  35. Maharashtra (India). Gazetteers Dept (1977). Maharashtra State Gazetteers: Sholapur Gazetteer of India Volume 24 of Maharashtra State Gazetteers, Maharashtra (India). Gazetteers Dept. Director of Government Printing, Stationery and Publications, Maharashtra State. p. 40.
  36. Subodh Kapoor (2002). Encyclopaedia of Ancient Indian Geography, Volume 1. Cosmo Publications. p. 2. ISBN 9788177552980. {{cite book}}: |work= ignored (help)
  37. "5 Post Maurya Dynasties (In South India)". History discussion. 7 August 2015. Retrieved 13 January 2021.
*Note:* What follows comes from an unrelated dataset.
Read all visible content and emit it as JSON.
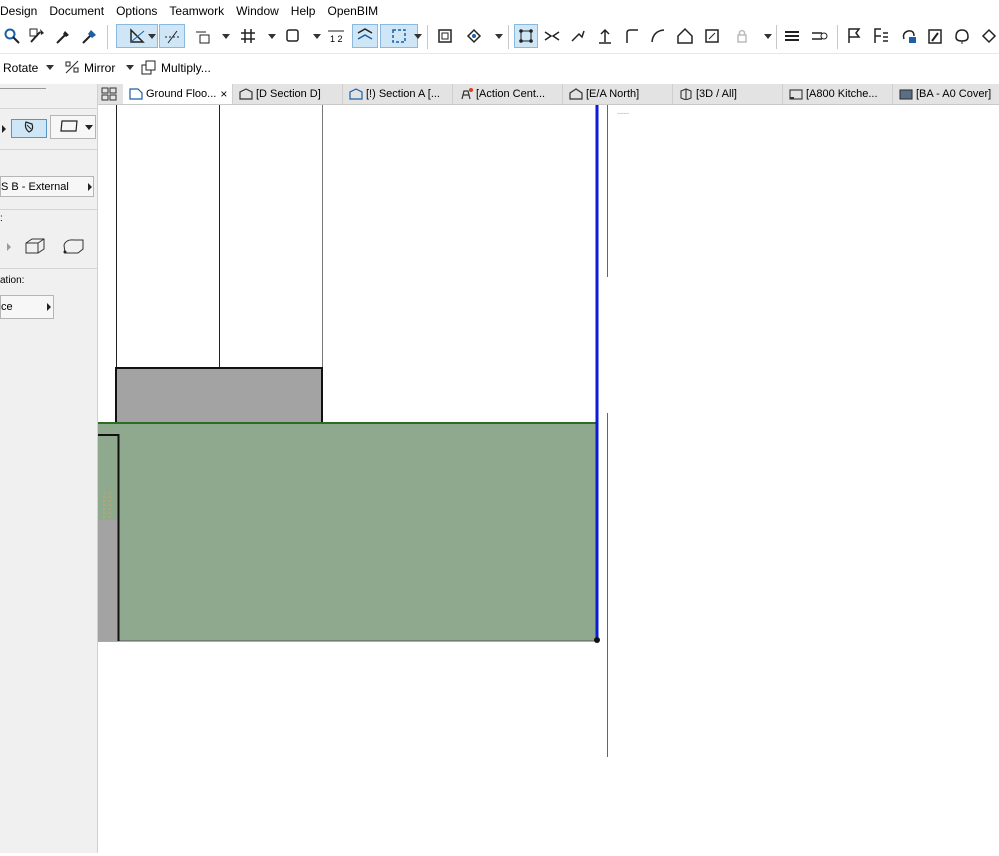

  38. Krishnan, V. S.; Shrivastav, P. N.; Verma, Rajendra (1996). Rajgarh By Madhya Pradesh (India). Government Central Press. p. 18.
  39. Mitchiner, Michael (1978). The Ancient & Classical World, 600 B.C.-A.D. 650. Hawkins Publications. p. 634. ISBN 9780904173161.
  40. Radhakrishnan, S. (2007). Identity And Ethos. Orient Paperbacks. pp. 31–32. ISBN 978-8-12220-455-1.

Sources change